  3. I love your analogy of the cherry blossoms, living our lives while opening up to the world without restraint. You look so pretty in your kimono - that was very sweet of Asuka to help you get the obi just right. How long will you be in Nihon?

  4. Love this entry! Love your writing and your humor!

  5. Thanks so much for the kind words, ladies! I truly appreciate it. :D

    Sadly, Oneika, I don't speak Japanese, just the "hello, thank you, food, bathroom" spectrum that covers the essentials.

    Thanks so much Deidre! I absolutely love trying out foreign fashions.

    @Patricia -- Even though I wrote this post recently, the trip itself took place last year. But I'm planning to return to Japan at the end of August or beginning of September. I want to climb Mt. Fuji! Do you live near there?

    @Jess -- Thanks! Your support always makes me happy, dear friend.

  6. I felt like I was right there with you in this post. I love visiting places where locals look out for you. This happened to me unexpectedly in some of the places I visited in Mexico and it made for some of the most pleasant travel of my life. The kimono adjusting experience reminds me of my sari on the 2nd day of the wedding I attended in Kolkata. I had to have someone put it on for me in the afternoon, and then two women helped me adjust it at different points in the evening.

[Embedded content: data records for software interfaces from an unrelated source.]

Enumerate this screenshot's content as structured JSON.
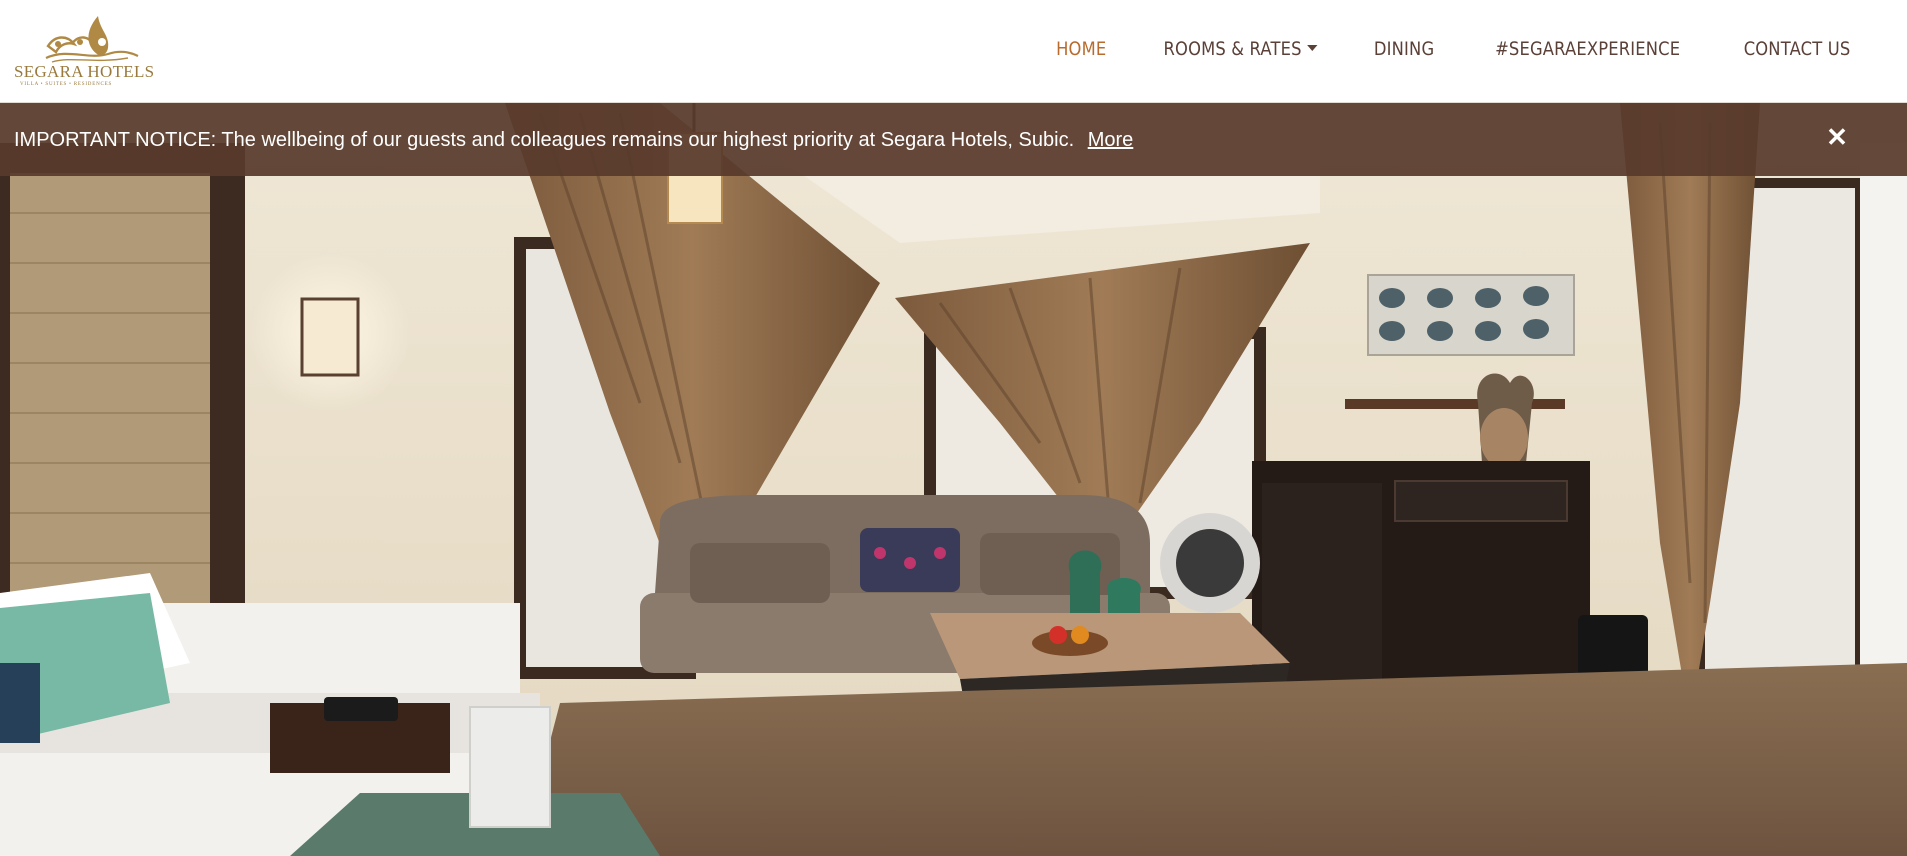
{
  "brand": {
    "name": "SEGARA HOTELS",
    "tagline": "VILLA • SUITES • RESIDENCES",
    "color": "#9a7a3c"
  },
  "nav": {
    "items": [
      {
        "label": "HOME",
        "active": true
      },
      {
        "label": "ROOMS & RATES",
        "dropdown": true
      },
      {
        "label": "DINING"
      },
      {
        "label": "#SEGARAEXPERIENCE"
      },
      {
        "label": "CONTACT US"
      }
    ],
    "active_color": "#b86b2d",
    "text_color": "#5b4038"
  },
  "notice": {
    "text": "IMPORTANT NOTICE: The wellbeing of our guests and colleagues remains our highest priority at Segara Hotels, Subic.",
    "link_label": "More",
    "close_icon": "close-icon",
    "background": "#583a2c"
  },
  "hero": {
    "icon": "hotel-room-photo"
  }
}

  7. Melanie, I don't live in Japan yet but I am planning on moving there to teach English after I graduate university (at the end of next year). Climbing Mt. Fuji sounds like an awesome experience, I hope you enjoy yourself when you go!